So, there you go, a taste of the beginning of Les' adventure.  I hope it made some sense...  I'd love to hear your thoughts, so feel free to comment with your reaction - good, bad or ugly.


  1. Replies
    1. Thanks for the feedback! I'm glad you enjoyed it. I don't know about you, but I can't wait to see what happens next!

  2. This comment has been removed by the author.

  3. Sounds very intriguing! I am looking forward to the next installment.

    Regarding your struggles about telling a story from a different point of view, why not from the point of view of the rags?

    "I was suddenly enclosed in a box by the evil grinning human. The box was warm but also cold; cold as in unfeeling, no "cloth"-ness to it. It was a foreign feeling to me. My brothers, "Red" and "Grey," were shoved in beside me and the smell from our greasy clean-up permeated the air. Normally, it was a happy smell to me, but as I felt the box move and realized the light was dimming because the box was being closed, the happy smell became stifling and restrictive. My world, my simple, flat, square world, was being unraveled."

    Just a thought from your mentally ill friend. :)

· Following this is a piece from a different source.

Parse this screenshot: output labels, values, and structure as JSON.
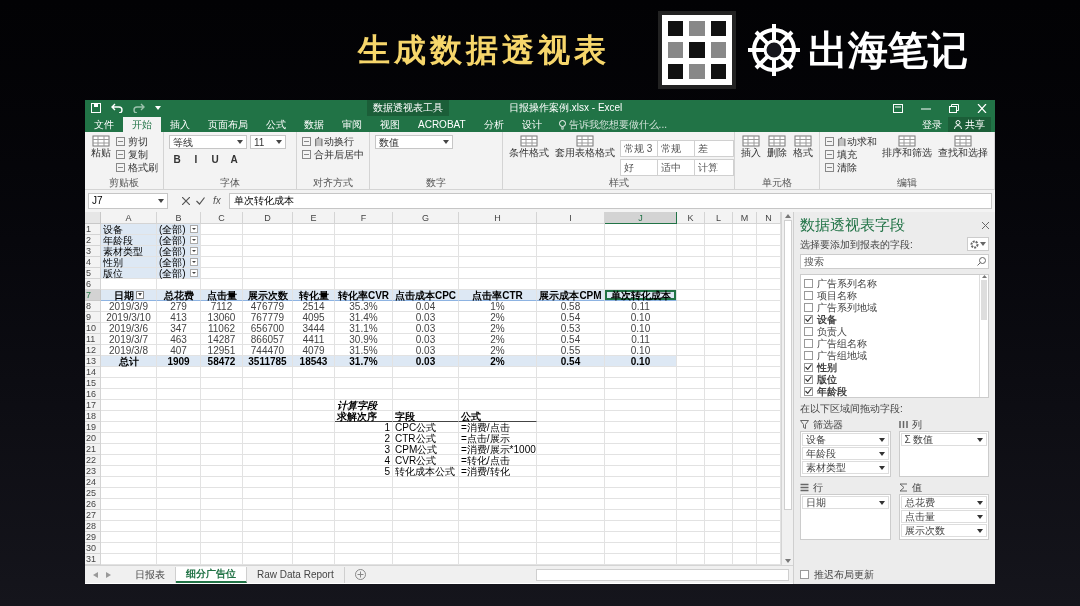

    1. Thanks for waiting until after I resolved my point of view problem to suggest that possibility!

      And yes, there must be some type of therapy, maybe 'textile-sensitivity awareness' or something. Calling them by their colors, how uncouth! I don't see color; I see thread count.

    2. Yes. I have a dream that someday rags can be judged not by the color of their thread, but by the content of their thread count!

    3. Maybe not in our lifetimes, my friend, but don't stop believin'.